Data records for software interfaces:
═══

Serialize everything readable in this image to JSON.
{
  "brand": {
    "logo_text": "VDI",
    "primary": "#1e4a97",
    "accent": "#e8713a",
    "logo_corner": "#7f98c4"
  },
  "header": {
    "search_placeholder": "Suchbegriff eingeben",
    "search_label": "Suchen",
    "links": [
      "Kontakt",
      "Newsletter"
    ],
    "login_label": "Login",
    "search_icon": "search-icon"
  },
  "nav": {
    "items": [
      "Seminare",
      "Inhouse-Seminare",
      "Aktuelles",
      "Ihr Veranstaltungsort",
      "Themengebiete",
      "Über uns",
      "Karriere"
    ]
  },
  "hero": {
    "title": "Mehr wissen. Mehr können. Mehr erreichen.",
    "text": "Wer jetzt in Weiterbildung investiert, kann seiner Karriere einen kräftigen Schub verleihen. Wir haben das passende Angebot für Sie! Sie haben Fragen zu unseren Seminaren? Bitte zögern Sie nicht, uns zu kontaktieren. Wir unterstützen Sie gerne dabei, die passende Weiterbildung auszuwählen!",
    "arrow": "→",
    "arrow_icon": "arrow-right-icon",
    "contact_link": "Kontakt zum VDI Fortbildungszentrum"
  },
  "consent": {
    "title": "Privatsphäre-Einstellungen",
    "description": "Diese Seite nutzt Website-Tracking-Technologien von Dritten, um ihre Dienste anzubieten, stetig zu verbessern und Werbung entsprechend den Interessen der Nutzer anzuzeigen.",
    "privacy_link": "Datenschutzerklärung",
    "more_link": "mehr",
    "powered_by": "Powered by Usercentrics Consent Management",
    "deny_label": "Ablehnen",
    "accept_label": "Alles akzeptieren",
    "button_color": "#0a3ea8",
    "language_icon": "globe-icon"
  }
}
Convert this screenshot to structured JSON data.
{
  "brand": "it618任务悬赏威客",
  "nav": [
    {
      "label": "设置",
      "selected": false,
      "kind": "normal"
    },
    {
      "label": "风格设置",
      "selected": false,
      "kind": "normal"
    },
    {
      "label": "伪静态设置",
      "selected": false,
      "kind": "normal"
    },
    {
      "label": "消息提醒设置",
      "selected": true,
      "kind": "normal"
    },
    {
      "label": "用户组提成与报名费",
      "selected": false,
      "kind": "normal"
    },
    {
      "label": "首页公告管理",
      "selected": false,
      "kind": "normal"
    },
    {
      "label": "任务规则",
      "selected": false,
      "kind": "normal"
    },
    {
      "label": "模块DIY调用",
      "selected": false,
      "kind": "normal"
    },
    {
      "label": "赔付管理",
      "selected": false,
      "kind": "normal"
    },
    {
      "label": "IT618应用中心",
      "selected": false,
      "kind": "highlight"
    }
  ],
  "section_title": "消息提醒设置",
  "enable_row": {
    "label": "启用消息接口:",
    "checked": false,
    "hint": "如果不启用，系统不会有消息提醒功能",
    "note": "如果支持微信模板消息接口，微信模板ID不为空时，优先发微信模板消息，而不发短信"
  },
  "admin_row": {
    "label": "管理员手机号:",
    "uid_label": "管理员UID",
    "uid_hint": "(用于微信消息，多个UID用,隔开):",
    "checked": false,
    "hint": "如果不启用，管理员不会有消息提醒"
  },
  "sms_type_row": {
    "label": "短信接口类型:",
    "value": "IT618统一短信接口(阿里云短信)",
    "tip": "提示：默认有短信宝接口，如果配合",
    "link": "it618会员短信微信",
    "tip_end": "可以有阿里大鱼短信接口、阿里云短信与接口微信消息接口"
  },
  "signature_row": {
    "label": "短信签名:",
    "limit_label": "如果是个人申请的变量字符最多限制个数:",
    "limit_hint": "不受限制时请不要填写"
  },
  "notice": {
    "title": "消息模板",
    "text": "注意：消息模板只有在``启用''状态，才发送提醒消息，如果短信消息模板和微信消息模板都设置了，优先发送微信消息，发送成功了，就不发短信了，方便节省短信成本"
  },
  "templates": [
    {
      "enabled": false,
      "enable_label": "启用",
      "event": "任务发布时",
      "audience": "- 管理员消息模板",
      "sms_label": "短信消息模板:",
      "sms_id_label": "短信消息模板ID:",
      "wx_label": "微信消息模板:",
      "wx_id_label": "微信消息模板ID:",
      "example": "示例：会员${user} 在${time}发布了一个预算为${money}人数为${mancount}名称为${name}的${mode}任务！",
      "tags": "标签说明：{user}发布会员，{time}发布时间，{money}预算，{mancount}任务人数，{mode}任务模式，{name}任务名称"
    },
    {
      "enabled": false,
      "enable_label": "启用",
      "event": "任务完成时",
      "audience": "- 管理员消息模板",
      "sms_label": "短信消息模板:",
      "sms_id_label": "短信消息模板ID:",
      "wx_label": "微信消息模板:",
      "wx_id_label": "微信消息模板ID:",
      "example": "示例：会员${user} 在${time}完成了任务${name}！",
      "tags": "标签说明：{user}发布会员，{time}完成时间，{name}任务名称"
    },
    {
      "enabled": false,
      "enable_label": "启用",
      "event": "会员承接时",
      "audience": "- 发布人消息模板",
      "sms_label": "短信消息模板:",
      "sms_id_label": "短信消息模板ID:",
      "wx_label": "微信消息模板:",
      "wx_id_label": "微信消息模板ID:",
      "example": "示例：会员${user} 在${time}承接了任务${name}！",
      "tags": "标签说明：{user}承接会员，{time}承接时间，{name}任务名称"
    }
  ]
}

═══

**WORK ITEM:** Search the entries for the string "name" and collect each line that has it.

**WORKED SOLUTION:**
      "example": "示例：会员${user} 在${time}发布了一个预算为${money}人数为${mancount}名称为${name}的${mode}任务！",
      "tags": "标签说明：{user}发布会员，{time}发布时间，{money}预算，{mancount}任务人数，{mode}任务模式，{name}任务名称"
      "example": "示例：会员${user} 在${time}完成了任务${name}！",
      "tags": "标签说明：{user}发布会员，{time}完成时间，{name}任务名称"
      "example": "示例：会员${user} 在${time}承接了任务${name}！",
      "tags": "标签说明：{user}承接会员，{time}承接时间，{name}任务名称"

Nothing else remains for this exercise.